Its model works something like the following: ORIM e-publishes author XYZ's book, accompanied (unlike traditional publishers) by a vigorous online promotional/marketing campaign. Author XYZ receives no advance, but does receive a bigger cut of earnings revenue. If XYZ's book sells very well, then ORIM may publish print copies via either print-on-demand or outsourcing to traditional publishers like Kensington or Grove Press. The gestation period from rights purchase to publication would be cut drastically. Ideally, ORIM also hopes to do away with remaindering -- in other words, bookstores would be stuck with their unsold paper copies. The whole thrust is to eliminate the gross inefficiencies of today's antiquated and wasteful publishing model.
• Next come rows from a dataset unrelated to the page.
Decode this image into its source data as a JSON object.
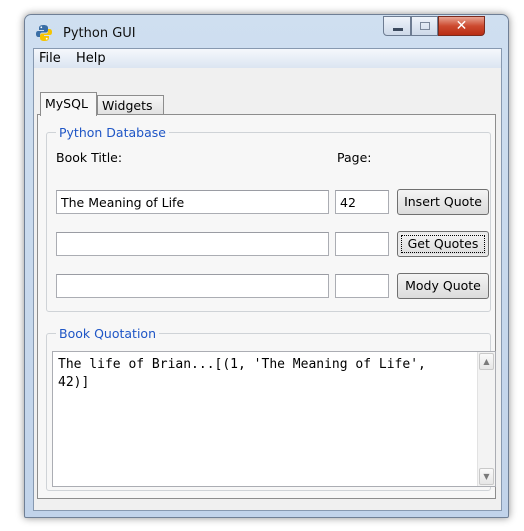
{
  "window": {
    "title": "Python GUI"
  },
  "menu": {
    "items": [
      "File",
      "Help"
    ]
  },
  "tabs": [
    {
      "label": "MySQL",
      "active": true
    },
    {
      "label": "Widgets",
      "active": false
    }
  ],
  "database_group": {
    "title": "Python Database",
    "book_title_label": "Book Title:",
    "page_label": "Page:",
    "rows": [
      {
        "title_value": "The Meaning of Life",
        "page_value": "42",
        "button": "Insert Quote"
      },
      {
        "title_value": "",
        "page_value": "",
        "button": "Get Quotes"
      },
      {
        "title_value": "",
        "page_value": "",
        "button": "Mody Quote"
      }
    ]
  },
  "quotation_group": {
    "title": "Book Quotation",
    "text": "The life of Brian...[(1, 'The Meaning of Life', 42)]"
  },
  "icons": {
    "app": "python-icon",
    "minimize": "minimize-icon",
    "maximize": "maximize-icon",
    "close": "close-icon",
    "scroll_up": "scroll-up-icon",
    "scroll_down": "scroll-down-icon"
  },
  "colors": {
    "group_title": "#1f56c6",
    "close_button": "#cc4a2f"
  }
}
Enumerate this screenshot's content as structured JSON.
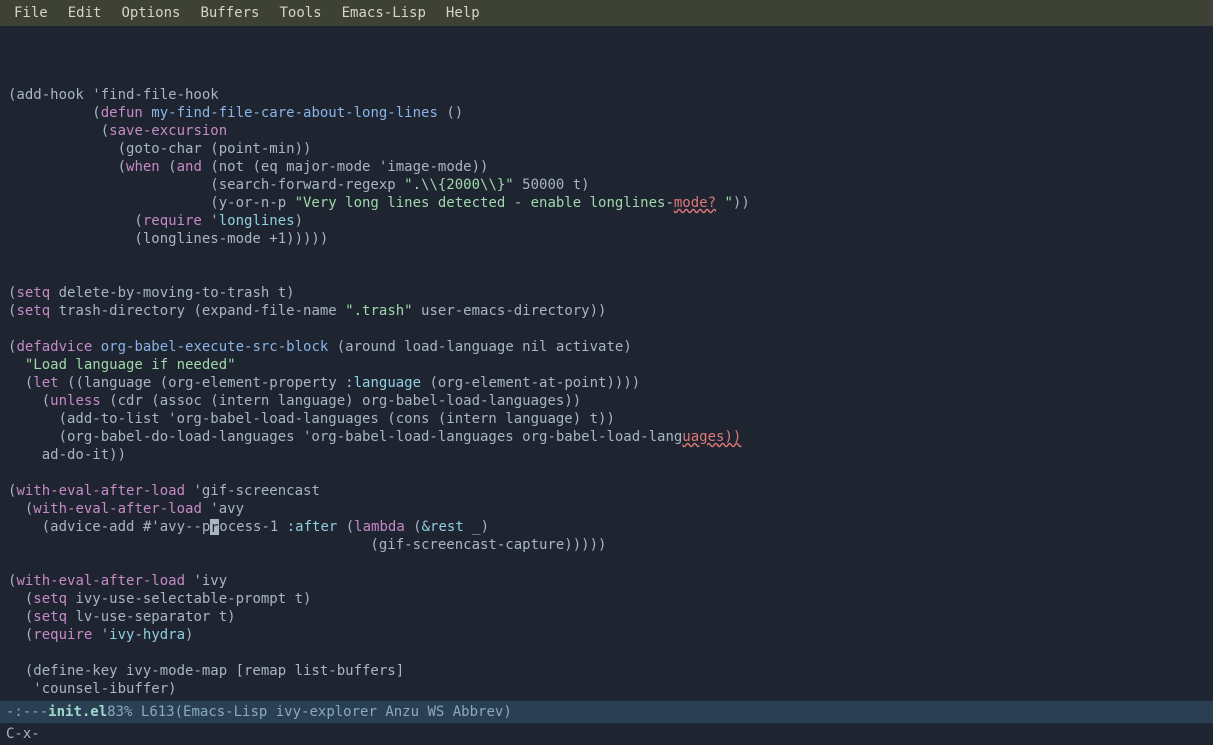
{
  "menubar": {
    "items": [
      "File",
      "Edit",
      "Options",
      "Buffers",
      "Tools",
      "Emacs-Lisp",
      "Help"
    ]
  },
  "code": {
    "l1_a": "(add-hook 'find-file-hook",
    "l2_indent": "          (",
    "l2_kw": "defun",
    "l2_fn": " my-find-file-care-about-long-lines",
    "l2_rest": " ()",
    "l3_indent": "           (",
    "l3_kw": "save-excursion",
    "l4": "             (goto-char (point-min))",
    "l5_indent": "             (",
    "l5_kw": "when",
    "l5_a": " (",
    "l5_kw2": "and",
    "l5_b": " (not (eq major-mode 'image-mode))",
    "l6_a": "                        (search-forward-regexp ",
    "l6_str": "\".\\\\{2000\\\\}\"",
    "l6_b": " 50000 t)",
    "l7_a": "                        (y-or-n-p ",
    "l7_str": "\"Very long lines detected - enable longlines-",
    "l7_err": "mode?",
    "l7_str2": " \"",
    "l7_b": "))",
    "l8_indent": "               (",
    "l8_kw": "require",
    "l8_a": " '",
    "l8_sym": "longlines",
    "l8_b": ")",
    "l9": "               (longlines-mode +1)))))",
    "l11_a": "(",
    "l11_kw": "setq",
    "l11_b": " delete-by-moving-to-trash t)",
    "l12_a": "(",
    "l12_kw": "setq",
    "l12_b": " trash-directory (expand-file-name ",
    "l12_str": "\".trash\"",
    "l12_c": " user-emacs-directory))",
    "l14_a": "(",
    "l14_kw": "defadvice",
    "l14_fn": " org-babel-execute-src-block",
    "l14_b": " (around load-language nil activate)",
    "l15_str": "  \"Load language if needed\"",
    "l16_a": "  (",
    "l16_kw": "let",
    "l16_b": " ((language (org-element-property ",
    "l16_key": ":language",
    "l16_c": " (org-element-at-point))))",
    "l17_a": "    (",
    "l17_kw": "unless",
    "l17_b": " (cdr (assoc (intern language) org-babel-load-languages))",
    "l18": "      (add-to-list 'org-babel-load-languages (cons (intern language) t))",
    "l19_a": "      (org-babel-do-load-languages 'org-babel-load-languages org-babel-load-lang",
    "l19_err": "uages))",
    "l20": "    ad-do-it))",
    "l22_a": "(",
    "l22_kw": "with-eval-after-load",
    "l22_b": " 'gif-screencast",
    "l23_a": "  (",
    "l23_kw": "with-eval-after-load",
    "l23_b": " 'avy",
    "l24_a": "    (advice-add #'avy--p",
    "l24_cur": "r",
    "l24_b": "ocess-1 ",
    "l24_key": ":after",
    "l24_c": " (",
    "l24_kw": "lambda",
    "l24_d": " (",
    "l24_sym": "&rest",
    "l24_e": " _)",
    "l25": "                                           (gif-screencast-capture)))))",
    "l27_a": "(",
    "l27_kw": "with-eval-after-load",
    "l27_b": " 'ivy",
    "l28_a": "  (",
    "l28_kw": "setq",
    "l28_b": " ivy-use-selectable-prompt t)",
    "l29_a": "  (",
    "l29_kw": "setq",
    "l29_b": " lv-use-separator t)",
    "l30_a": "  (",
    "l30_kw": "require",
    "l30_b": " '",
    "l30_sym": "ivy-hydra",
    "l30_c": ")",
    "l32": "  (define-key ivy-mode-map [remap list-buffers]",
    "l33": "   'counsel-ibuffer)"
  },
  "modeline": {
    "prefix": "-:---  ",
    "file": "init.el",
    "spacer": "       ",
    "pos": "83% L613",
    "spacer2": "   ",
    "modes": "(Emacs-Lisp ivy-explorer Anzu WS Abbrev)"
  },
  "minibuffer": {
    "text": "C-x-"
  }
}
ORIM has an in-house film/tv production unit as well which plans to cull the house's book releases for potential film/tv production.
Finally, ORIM has a POD division to compete with the many other POD companies out there.
Friedman and ORIM's co-founder, Jeffrey Sharp, are banking on getting ahead of the curve of a coming radical restructuring of the publishing industry which centers on an increasing transition to cheaper e-books sold through Kindle, Nook and the like. They're starting out with $3 million in seed money from a NYC venture capital firm.
Authors and agents need to watch this development closely and decide whether going the ORIM-style route to publishing makes sense for them. Reactions from Forum participants would be welcome. What do you think? Wave of the future? or Crapshoot? Good for authors & agents, or not?